EVER WONDERED WHO MANAGES AN ORGANIZATION’S COMPILATION TO THE PRINCIPLES AND POLICIES OF THE GDPR?.
A Data Protection Officer does that job and they in a manner play the role of both a teacher and a leader. Their job revolves around making the people in their organization aware of the GDPR principles and policies and making sure that the data privacy guidelines are complied with. A data controller or a data processor is mandated by the GDPR to appoint a DPO.
The GDPR mandates for a data controller or a data processor to appoint a DPO as per its Article 37. As per Article 37, companies can be exempted from appointing a DPO unless they engage in any of the three practises as mentioned below:
So, yes it is necessary for you to appoint a DPO in cases your organization processes data that falls under the purview of any of the three above mentioned practices. A DPO can be either a staff member or a contractor who has been appointed as a DPO as per the terms in the agreement and the DPO is allowed to fulfil other tasks and duties for as long as they don’t result in a conflict of interest.
Yes! A single DPO can be appointed by a group of undertakings or several public authorities and the information regarding such appointment should be shared with the supervisory authority.
Added to this the controller and the processor are not supposed to be instructing the DPO on how their job and tasks are to be carried out and neither can they penalise nor dismiss the DPO.
Further, the position and the tasks of a DPO are mentioned in Articles 38 and 39 respectively.
As mentioned above the tasks and roles of a DPO as mentioned under Article 39 of the GDPR, are not exhaustive, meaning they are not limited to those mentioned below;
It is also important to understand that the responsibility of compliance with the GDPR of the organization is not on the DPO but rather on the data collector and data processor who is also required to demonstrate the compliance set up in the organization.
Like any other job role, requirements from a DPO can vary depending on the needs and circumstances of the organization that is looking to appoint them, hence it is always preferred that the DPO appointed other than having the knowledge of the policies should also be aware of how that particular business operates.
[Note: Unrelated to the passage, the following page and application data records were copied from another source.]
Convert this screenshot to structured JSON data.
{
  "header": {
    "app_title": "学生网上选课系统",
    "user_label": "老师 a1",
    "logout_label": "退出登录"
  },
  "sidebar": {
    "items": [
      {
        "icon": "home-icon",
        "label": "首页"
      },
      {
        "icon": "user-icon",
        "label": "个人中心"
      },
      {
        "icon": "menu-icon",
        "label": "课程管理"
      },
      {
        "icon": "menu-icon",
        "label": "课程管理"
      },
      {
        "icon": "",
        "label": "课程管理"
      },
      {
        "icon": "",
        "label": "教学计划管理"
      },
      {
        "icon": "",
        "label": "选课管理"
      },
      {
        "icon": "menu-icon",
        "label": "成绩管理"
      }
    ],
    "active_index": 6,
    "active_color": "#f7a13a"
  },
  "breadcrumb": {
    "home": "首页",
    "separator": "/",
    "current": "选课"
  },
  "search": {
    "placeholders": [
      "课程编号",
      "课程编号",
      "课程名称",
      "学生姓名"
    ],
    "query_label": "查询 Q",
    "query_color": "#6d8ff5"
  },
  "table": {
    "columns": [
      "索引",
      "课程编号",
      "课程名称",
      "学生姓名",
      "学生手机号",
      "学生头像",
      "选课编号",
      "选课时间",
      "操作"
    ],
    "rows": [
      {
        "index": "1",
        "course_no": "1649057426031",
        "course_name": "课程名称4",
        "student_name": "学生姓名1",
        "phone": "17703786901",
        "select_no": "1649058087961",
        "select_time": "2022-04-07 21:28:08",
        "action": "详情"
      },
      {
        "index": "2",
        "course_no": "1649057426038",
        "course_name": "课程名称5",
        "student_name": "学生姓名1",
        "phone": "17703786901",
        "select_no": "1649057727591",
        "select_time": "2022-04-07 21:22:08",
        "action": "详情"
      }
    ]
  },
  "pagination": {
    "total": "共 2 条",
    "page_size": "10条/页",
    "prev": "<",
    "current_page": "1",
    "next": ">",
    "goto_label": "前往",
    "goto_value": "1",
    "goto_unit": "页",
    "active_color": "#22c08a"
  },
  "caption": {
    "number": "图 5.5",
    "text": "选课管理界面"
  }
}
Added to this, there is no article of the GDPR that talks about or mentions any specific professional qualities that should be considered when a DPO is being appointed and since the role of a DPO is crucial in an organization since non-compliance to the policies could potentially lead to huge fines there is always pressure on organizations for choosing the right candidate.
Therefore, a basic necessity in appointing a DPO is that they should have a command if not expertise in international and European data protection laws and should have extensive knowledge of the GDPR. The most common requirements for a DPO are as given below:
A DPO should generally have strong management abilities and be able to communicate effectively with both internal and external stakeholders at all levels. Even if the company faces substantial fines, the competent DPO will enforce internal compliance and warn authorities about instances of non-compliance.
The DPO is a high-profile and high-responsibility position that will necessitate knowledge of national and European data protection laws and regulations, as well as a thorough understanding of the GDPR. Although the GDPR does not mandate the appointment of a DPO by every controller or processor, you should presume that you will need one until you can establish that you do not.
It would be vital to select the ideal candidate for your company, taking into account its size and industry. As a result, you’ll need to evaluate whether hiring a full-time DPO is the best approach to ensure your company complies with GDPR, or if part-time, shared, or an external consultant is a better alternative.